## Records provided
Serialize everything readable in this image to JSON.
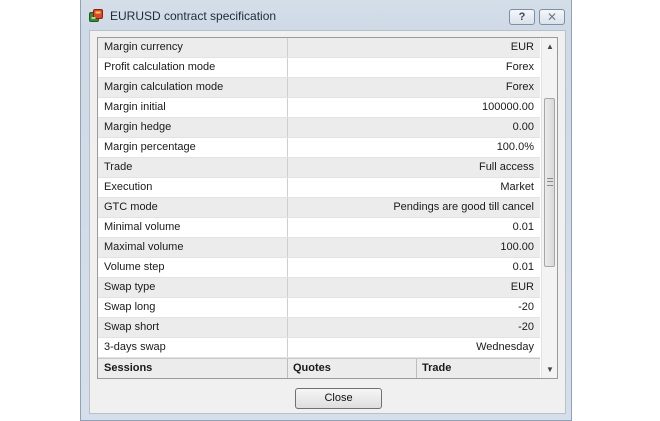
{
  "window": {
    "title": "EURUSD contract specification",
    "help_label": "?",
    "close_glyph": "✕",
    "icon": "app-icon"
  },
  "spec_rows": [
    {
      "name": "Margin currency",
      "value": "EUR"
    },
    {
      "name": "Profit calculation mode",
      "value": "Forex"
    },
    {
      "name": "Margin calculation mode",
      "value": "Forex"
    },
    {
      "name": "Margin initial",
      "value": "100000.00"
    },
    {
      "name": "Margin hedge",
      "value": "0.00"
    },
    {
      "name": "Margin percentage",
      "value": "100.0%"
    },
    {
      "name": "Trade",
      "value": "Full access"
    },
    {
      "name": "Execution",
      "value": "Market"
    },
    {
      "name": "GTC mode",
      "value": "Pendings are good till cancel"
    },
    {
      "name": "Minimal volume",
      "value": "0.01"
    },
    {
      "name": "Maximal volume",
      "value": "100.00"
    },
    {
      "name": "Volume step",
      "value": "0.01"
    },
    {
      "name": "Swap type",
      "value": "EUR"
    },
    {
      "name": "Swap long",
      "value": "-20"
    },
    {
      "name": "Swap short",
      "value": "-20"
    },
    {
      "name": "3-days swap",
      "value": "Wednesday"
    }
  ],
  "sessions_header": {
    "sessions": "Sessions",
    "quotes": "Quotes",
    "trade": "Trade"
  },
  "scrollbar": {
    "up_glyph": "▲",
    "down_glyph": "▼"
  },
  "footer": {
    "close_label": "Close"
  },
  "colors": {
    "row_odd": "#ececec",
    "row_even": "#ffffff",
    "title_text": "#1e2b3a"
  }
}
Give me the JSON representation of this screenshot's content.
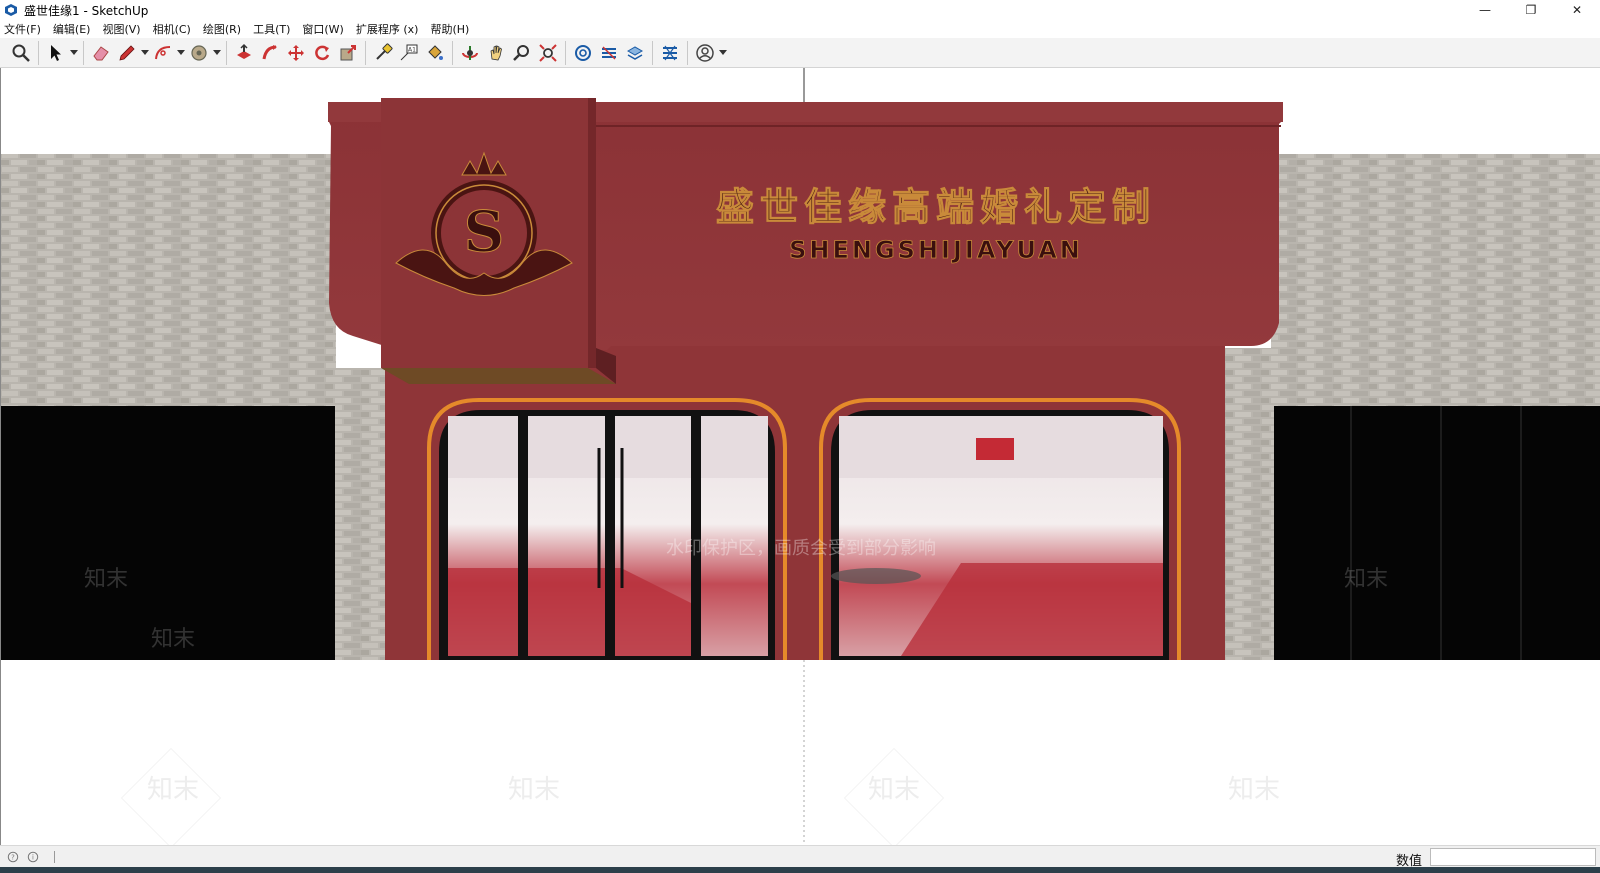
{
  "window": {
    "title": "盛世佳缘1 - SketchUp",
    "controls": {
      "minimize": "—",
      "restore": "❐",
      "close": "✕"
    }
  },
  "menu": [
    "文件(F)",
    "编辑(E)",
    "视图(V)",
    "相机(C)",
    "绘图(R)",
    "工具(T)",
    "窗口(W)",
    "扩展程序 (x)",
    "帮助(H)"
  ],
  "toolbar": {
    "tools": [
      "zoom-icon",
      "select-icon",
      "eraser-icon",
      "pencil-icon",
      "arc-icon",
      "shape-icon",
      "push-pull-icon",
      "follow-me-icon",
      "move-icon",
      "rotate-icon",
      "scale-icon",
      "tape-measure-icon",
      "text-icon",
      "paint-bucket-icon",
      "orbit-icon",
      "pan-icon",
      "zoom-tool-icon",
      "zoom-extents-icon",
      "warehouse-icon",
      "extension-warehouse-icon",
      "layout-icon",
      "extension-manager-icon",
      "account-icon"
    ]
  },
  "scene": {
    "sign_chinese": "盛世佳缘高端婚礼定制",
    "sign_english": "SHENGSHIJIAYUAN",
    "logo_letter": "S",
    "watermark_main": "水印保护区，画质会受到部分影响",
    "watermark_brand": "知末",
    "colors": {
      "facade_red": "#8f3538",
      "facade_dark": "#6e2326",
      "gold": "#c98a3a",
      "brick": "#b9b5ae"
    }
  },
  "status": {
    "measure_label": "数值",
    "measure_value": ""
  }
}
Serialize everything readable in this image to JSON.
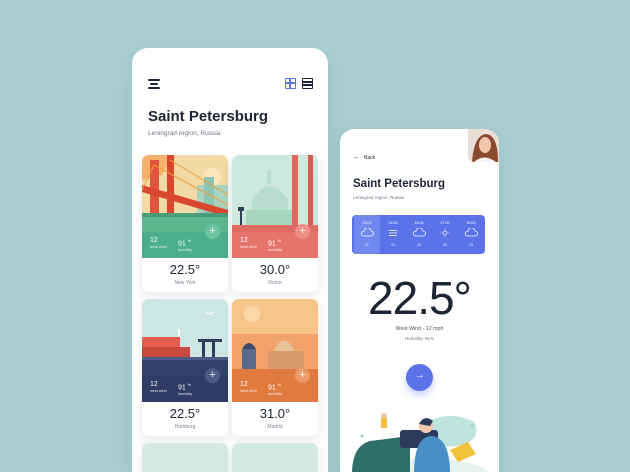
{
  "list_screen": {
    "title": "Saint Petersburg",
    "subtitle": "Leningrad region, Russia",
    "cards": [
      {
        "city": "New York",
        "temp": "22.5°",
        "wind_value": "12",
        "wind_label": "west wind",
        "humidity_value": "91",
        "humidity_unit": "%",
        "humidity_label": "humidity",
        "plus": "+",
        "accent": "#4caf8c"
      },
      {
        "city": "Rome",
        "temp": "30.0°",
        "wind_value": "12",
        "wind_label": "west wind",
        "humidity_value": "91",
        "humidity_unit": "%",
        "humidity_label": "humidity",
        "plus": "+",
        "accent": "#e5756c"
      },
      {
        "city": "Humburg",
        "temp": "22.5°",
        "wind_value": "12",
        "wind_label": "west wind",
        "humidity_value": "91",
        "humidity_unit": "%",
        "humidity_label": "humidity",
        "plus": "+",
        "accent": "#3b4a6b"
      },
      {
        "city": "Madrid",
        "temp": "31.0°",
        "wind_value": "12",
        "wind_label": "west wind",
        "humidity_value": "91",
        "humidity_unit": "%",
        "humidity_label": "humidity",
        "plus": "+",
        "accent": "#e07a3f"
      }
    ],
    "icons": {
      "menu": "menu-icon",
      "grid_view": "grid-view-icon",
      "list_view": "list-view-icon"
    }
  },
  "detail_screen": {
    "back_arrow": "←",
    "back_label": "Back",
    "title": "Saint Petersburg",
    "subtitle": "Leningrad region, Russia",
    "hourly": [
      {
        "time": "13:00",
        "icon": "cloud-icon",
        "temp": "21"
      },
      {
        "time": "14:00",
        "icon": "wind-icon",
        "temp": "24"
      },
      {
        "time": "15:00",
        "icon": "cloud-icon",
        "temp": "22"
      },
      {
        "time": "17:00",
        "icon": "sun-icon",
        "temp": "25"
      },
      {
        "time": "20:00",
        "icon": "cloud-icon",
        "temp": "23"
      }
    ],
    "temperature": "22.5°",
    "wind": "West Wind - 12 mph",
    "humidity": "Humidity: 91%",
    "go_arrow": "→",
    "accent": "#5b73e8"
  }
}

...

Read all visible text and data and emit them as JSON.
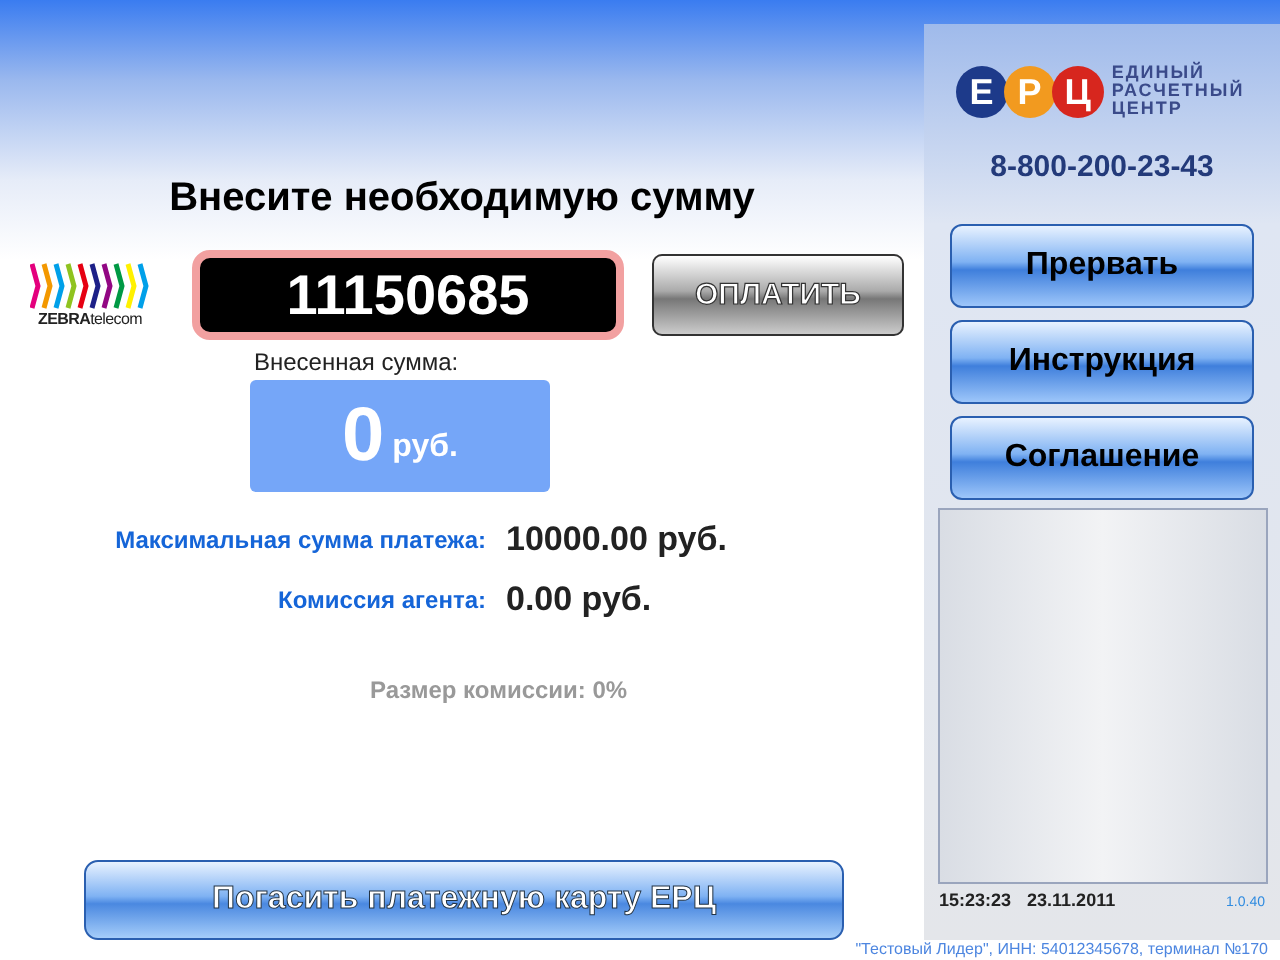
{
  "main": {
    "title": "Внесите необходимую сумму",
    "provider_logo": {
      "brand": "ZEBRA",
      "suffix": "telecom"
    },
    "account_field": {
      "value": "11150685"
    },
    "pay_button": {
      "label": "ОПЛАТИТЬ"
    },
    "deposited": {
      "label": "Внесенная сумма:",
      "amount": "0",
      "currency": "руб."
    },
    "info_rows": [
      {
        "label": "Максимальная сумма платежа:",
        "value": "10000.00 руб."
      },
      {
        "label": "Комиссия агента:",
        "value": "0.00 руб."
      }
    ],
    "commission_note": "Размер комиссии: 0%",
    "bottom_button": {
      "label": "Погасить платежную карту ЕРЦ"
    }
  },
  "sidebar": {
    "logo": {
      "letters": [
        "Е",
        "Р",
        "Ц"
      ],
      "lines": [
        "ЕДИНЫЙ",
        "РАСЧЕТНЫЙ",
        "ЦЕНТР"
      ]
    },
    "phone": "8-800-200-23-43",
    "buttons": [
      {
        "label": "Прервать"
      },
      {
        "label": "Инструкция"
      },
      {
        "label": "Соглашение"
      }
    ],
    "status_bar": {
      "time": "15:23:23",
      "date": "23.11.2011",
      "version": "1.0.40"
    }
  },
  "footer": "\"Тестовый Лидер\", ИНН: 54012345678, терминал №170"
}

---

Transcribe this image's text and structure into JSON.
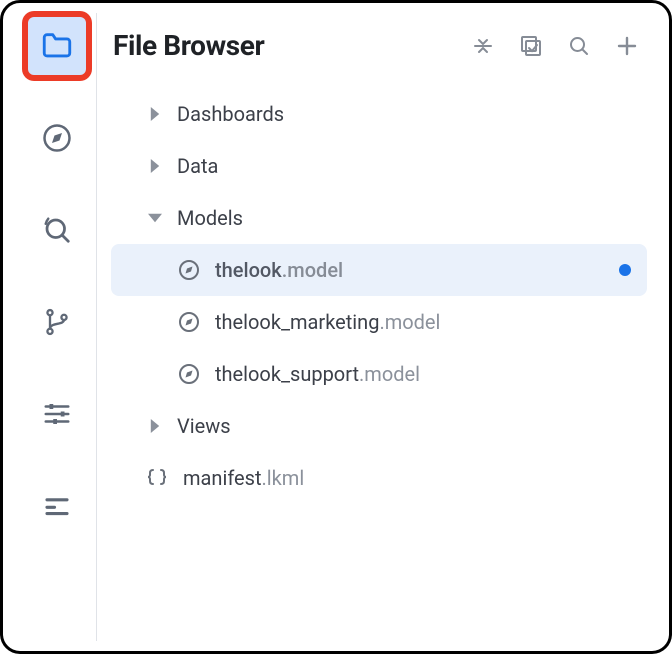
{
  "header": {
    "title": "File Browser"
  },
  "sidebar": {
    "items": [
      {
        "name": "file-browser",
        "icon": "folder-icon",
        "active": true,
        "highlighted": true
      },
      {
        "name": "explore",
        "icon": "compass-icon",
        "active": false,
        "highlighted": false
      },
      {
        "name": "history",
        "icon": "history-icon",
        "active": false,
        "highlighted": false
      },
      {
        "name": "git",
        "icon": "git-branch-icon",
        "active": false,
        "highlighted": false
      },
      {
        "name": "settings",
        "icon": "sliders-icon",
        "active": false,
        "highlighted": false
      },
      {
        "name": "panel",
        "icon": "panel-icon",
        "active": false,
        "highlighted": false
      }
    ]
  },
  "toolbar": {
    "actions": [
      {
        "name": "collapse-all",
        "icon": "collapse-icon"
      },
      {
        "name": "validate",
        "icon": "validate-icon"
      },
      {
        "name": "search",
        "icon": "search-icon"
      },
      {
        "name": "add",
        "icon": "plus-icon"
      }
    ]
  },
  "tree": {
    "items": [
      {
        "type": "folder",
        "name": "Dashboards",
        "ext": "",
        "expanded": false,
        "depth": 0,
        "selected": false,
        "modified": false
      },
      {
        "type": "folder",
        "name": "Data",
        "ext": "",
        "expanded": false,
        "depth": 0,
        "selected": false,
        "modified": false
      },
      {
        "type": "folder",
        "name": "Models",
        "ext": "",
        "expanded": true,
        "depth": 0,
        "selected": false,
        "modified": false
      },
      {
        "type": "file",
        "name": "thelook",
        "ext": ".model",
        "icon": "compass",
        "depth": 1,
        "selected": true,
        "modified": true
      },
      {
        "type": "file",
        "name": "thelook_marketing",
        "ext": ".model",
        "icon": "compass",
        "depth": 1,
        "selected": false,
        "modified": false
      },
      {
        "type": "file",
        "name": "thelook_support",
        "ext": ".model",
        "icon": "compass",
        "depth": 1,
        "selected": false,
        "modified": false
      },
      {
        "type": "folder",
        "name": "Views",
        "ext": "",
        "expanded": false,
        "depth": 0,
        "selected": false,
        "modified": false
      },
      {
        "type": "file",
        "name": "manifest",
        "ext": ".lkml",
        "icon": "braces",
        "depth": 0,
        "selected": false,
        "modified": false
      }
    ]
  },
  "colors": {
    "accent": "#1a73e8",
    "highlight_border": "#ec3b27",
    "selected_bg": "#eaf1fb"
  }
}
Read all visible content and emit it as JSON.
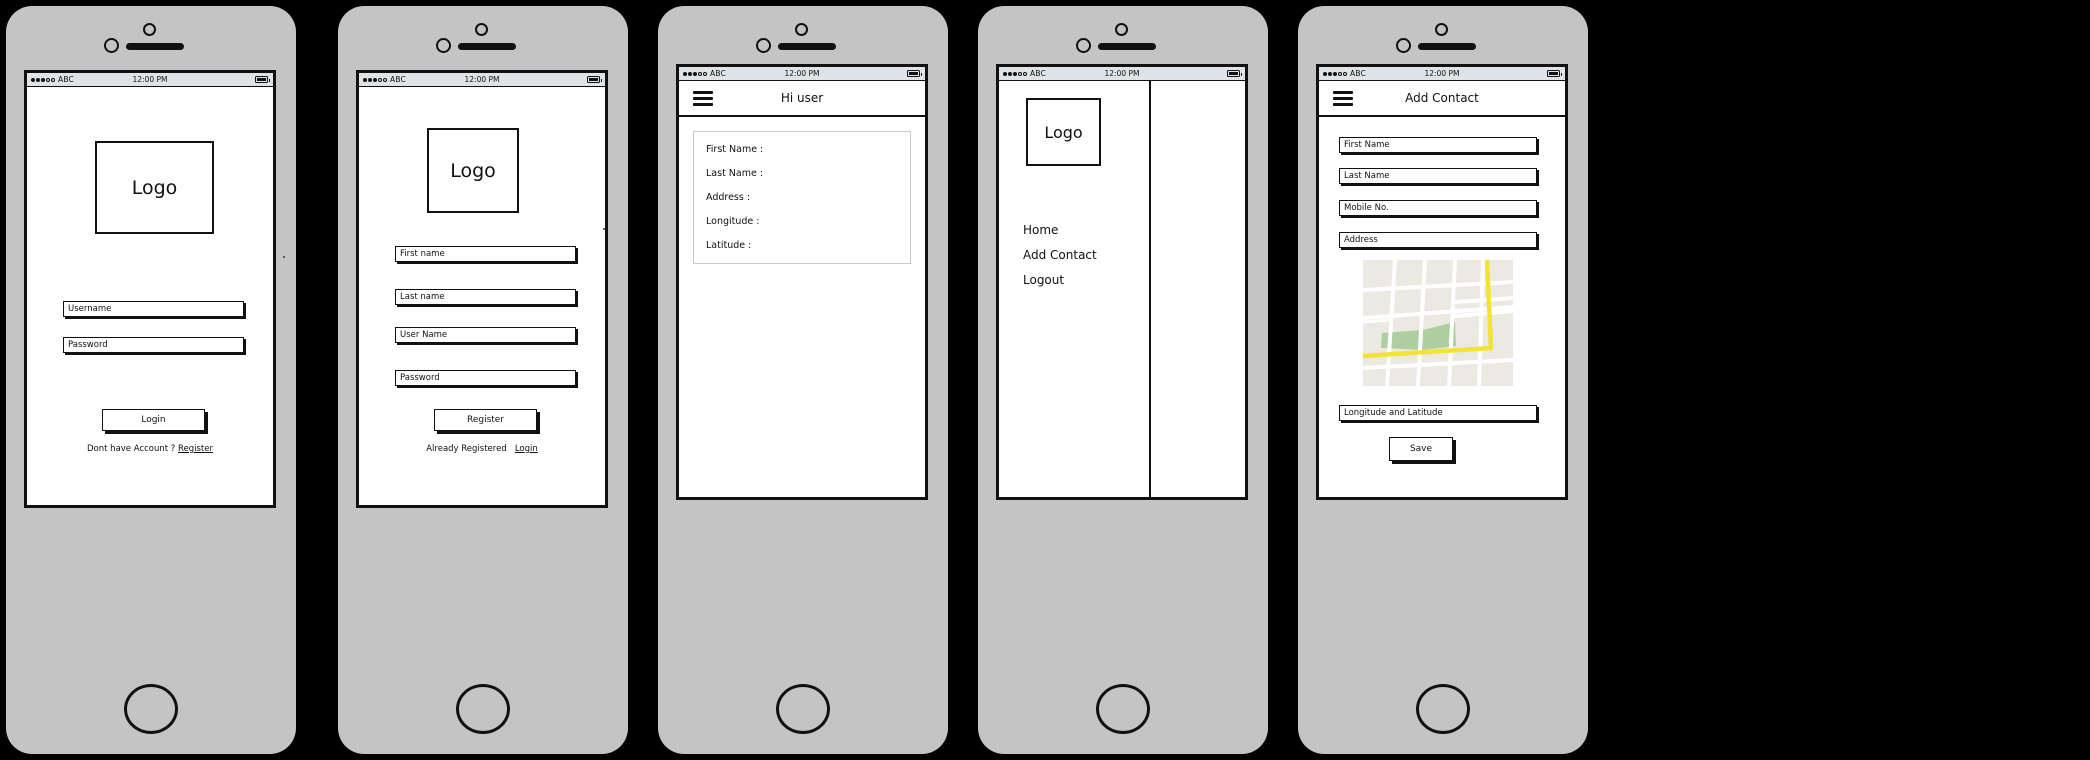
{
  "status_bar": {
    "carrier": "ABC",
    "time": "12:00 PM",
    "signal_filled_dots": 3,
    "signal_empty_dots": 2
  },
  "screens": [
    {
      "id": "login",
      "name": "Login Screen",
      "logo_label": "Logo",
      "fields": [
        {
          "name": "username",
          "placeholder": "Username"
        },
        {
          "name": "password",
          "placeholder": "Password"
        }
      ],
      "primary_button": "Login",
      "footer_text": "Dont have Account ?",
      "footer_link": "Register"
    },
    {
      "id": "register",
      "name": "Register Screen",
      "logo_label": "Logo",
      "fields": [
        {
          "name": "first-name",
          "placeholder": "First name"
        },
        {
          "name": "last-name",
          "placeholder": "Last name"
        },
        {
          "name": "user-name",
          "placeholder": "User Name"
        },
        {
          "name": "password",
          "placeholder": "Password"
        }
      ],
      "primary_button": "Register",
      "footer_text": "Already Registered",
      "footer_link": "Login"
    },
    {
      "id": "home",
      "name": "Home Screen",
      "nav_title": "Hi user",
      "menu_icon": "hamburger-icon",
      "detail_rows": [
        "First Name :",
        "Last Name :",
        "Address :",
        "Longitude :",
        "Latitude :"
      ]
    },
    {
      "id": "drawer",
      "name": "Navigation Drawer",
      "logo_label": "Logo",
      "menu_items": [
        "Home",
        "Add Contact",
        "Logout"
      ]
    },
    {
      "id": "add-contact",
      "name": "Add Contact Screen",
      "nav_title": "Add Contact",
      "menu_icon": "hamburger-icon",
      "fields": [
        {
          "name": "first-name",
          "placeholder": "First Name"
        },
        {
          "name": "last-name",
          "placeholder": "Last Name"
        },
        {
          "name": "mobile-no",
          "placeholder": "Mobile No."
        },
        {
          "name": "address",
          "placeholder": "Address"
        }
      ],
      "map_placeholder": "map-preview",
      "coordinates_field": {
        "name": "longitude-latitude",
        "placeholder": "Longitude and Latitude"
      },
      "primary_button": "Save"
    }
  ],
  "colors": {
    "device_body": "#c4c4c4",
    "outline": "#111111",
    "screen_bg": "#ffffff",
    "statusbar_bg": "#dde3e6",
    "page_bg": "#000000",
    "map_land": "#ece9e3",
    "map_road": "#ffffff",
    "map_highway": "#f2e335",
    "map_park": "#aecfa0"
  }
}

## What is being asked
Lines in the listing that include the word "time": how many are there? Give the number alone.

## Your response
7